More funding sought for Koronadal’s ‘mallengke’

Published November 7, 2020, 6:53 AM

by Philippine News Agency

KORONADAL CITY (PNA) – The city government is seeking more funding to facilitate the development of its main public market into a “mallengke” or mall-type structure.

The City Hall building of Koronadal City. (Photo courtesy of the city government/ VIA PNA/ MANILA BULLETIN)

Mayor Eliordo Ogena said Friday they were exploring additional grants, and the possibility of applying for a loan to continue with the upgrading and expansion of the public market, which already received funding of around P91 million in the last three years.

“This is a continuing project, and we’re moving towards further modernizing our public market and develop into a mallengke,” Ogena said in the local government’s radio program “Tingog sa Pagsanyog.”

The mayor said they were targeting the completion by next month of the project’s ongoing third phase, which received P40 million funding from the national government.

Ogena said the market building project, which also received a P30-million grant from the Department of the Interior and Local Government (DILG), is due for completion on December 15 based on its timeline.

The Dumper Philippines Taxi Drivers Association Inc. or Dumper Party-list group also provided an additional P0 million from its congressional allocation.

Ogena said Dumper also committed P10 million for the other necessary facilities.

The city government initially poured in some P51 million for the first and second phases of the public market’s expansion and upgrading following a huge fire in October 2017 that gutted nearly half of the complex.

A project briefer said the two-level wet market building would have modern amenities like elevators, new comfort rooms, and a wider mezzanine area.

Ogena said they pushed for the conversion of the public market into a “mallengke” to make it more competitive.

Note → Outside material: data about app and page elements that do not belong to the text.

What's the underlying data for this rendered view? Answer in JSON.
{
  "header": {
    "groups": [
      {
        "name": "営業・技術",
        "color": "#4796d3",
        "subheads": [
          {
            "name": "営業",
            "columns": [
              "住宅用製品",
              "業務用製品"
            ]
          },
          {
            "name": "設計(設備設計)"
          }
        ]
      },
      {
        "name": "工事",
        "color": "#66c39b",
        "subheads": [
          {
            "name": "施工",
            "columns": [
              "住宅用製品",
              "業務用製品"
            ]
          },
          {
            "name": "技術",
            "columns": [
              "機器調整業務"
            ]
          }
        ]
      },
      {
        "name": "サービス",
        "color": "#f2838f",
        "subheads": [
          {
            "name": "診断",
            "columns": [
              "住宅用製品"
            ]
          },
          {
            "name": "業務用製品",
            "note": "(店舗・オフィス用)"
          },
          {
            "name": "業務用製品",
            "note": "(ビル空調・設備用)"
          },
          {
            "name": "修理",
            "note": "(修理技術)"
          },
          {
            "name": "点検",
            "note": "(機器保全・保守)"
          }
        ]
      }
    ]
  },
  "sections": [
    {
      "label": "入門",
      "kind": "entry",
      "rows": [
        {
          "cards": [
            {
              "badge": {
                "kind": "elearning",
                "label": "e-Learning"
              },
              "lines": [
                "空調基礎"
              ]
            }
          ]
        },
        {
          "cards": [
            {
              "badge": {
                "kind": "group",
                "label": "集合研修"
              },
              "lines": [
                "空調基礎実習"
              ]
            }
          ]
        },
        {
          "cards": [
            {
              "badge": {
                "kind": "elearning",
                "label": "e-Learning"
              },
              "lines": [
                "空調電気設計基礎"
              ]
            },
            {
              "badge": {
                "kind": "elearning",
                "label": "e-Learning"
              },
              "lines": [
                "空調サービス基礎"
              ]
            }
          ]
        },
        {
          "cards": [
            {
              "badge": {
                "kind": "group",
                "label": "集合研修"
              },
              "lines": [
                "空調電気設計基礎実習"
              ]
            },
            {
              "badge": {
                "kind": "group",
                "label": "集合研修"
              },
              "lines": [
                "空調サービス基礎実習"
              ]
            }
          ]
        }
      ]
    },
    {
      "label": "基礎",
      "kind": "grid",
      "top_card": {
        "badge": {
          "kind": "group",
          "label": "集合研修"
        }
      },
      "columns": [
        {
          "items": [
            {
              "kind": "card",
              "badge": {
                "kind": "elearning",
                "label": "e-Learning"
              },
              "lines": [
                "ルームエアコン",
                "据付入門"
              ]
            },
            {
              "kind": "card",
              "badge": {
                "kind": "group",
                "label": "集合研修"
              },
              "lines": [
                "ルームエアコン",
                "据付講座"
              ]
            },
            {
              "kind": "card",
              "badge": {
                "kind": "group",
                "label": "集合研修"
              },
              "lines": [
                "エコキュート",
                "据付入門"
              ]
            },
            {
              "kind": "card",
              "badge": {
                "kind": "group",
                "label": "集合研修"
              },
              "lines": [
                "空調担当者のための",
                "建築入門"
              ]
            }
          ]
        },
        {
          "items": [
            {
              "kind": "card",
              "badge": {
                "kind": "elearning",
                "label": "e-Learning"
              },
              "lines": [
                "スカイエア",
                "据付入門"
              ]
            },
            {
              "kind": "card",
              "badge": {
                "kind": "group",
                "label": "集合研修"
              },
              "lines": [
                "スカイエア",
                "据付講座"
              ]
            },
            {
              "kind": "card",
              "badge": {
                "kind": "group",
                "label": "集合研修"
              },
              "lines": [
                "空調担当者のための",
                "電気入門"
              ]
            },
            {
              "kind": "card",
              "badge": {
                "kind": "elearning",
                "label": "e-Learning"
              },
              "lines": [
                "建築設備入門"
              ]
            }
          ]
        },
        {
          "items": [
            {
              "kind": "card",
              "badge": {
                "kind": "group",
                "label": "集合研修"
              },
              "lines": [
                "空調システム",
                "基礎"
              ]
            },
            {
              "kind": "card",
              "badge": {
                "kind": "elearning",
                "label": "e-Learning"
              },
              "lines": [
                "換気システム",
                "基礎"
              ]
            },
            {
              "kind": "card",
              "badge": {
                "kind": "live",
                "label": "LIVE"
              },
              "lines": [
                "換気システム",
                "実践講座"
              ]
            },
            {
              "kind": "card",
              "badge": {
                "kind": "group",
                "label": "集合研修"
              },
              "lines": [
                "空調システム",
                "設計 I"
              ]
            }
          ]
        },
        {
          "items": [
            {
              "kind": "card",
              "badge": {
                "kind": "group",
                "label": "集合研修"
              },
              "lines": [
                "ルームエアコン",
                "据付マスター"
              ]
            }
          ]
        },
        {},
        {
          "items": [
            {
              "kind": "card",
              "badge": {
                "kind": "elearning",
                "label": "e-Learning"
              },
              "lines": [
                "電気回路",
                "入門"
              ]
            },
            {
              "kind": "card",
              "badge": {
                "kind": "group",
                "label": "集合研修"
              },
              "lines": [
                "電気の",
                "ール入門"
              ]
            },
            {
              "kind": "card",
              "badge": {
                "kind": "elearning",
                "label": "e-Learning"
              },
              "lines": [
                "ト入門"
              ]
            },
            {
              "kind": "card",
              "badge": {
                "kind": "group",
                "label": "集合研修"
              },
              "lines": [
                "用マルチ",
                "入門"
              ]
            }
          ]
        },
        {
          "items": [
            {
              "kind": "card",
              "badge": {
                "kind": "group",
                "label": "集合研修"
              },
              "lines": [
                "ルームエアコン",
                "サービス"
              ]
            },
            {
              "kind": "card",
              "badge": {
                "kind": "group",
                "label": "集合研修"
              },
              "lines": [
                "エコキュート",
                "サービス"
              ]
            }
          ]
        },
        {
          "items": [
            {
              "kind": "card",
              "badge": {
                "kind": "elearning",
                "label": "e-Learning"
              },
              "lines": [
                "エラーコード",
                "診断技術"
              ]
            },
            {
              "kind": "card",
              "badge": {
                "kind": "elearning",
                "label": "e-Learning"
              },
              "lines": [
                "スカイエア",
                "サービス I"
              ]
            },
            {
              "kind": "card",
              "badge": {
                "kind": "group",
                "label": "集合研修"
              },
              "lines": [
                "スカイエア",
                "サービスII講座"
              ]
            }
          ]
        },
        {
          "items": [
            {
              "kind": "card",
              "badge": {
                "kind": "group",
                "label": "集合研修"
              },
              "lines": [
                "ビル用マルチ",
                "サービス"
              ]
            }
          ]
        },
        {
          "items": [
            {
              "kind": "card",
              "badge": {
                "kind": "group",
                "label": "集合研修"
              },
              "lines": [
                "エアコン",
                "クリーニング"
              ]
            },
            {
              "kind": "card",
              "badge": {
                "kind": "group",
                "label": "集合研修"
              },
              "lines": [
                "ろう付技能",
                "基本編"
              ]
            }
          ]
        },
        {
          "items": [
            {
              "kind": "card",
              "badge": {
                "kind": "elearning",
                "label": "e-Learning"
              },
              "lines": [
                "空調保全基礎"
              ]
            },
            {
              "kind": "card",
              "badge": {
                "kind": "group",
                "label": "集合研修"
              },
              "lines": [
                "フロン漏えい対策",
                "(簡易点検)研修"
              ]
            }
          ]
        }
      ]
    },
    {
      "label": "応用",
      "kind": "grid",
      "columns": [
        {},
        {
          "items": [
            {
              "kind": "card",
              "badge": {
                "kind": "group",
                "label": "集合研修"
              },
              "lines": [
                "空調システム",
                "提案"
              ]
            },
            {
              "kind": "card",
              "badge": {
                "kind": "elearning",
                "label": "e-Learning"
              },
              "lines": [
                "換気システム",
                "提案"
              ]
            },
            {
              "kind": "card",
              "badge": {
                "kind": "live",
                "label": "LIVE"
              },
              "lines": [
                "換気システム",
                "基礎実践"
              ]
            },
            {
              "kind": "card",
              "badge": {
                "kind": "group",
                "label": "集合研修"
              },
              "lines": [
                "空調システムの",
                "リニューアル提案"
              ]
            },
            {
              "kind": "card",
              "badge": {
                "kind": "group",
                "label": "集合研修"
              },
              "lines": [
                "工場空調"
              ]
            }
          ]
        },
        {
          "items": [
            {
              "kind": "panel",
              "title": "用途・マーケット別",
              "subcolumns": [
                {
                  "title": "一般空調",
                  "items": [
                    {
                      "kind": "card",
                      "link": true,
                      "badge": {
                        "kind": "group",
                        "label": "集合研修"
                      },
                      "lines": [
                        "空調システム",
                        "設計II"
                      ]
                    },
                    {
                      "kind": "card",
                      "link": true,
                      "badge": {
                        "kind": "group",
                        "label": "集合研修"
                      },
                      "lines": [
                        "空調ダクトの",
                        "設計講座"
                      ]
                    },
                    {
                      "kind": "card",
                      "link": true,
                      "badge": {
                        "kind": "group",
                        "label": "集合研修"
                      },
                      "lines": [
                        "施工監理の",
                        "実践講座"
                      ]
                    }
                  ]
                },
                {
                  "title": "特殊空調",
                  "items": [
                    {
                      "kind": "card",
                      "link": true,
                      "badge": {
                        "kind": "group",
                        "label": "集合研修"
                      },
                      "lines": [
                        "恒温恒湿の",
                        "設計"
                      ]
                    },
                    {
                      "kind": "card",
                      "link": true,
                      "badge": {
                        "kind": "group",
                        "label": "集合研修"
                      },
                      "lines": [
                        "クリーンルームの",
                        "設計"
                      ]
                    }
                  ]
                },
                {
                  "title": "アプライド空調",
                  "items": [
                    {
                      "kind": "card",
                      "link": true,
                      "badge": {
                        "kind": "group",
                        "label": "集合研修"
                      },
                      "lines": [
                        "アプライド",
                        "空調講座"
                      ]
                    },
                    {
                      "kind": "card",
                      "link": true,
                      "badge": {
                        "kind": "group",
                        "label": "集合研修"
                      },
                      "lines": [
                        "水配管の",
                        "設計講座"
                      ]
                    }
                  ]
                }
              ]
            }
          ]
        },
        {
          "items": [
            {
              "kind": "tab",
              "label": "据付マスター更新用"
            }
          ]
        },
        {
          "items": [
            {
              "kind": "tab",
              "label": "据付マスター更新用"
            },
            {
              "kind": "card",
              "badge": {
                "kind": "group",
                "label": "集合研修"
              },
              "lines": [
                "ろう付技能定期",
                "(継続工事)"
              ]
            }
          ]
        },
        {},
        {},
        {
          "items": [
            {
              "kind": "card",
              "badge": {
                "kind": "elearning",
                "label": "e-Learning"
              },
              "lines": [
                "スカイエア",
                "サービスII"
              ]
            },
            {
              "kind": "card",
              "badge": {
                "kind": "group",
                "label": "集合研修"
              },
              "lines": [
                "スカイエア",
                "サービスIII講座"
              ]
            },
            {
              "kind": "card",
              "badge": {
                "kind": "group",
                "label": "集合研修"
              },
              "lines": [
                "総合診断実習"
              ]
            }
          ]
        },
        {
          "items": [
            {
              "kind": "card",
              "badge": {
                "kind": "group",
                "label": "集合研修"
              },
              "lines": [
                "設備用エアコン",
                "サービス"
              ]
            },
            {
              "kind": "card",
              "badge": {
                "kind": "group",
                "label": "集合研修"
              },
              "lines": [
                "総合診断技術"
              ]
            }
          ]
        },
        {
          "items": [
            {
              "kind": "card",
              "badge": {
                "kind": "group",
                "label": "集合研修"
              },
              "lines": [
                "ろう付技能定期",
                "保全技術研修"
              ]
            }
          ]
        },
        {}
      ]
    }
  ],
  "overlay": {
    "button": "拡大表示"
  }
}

He said its facilities should be at par with the wet markets of the two downtown shopping malls to attract more market-goers and usher in better opportunities for the city’s “original traders.”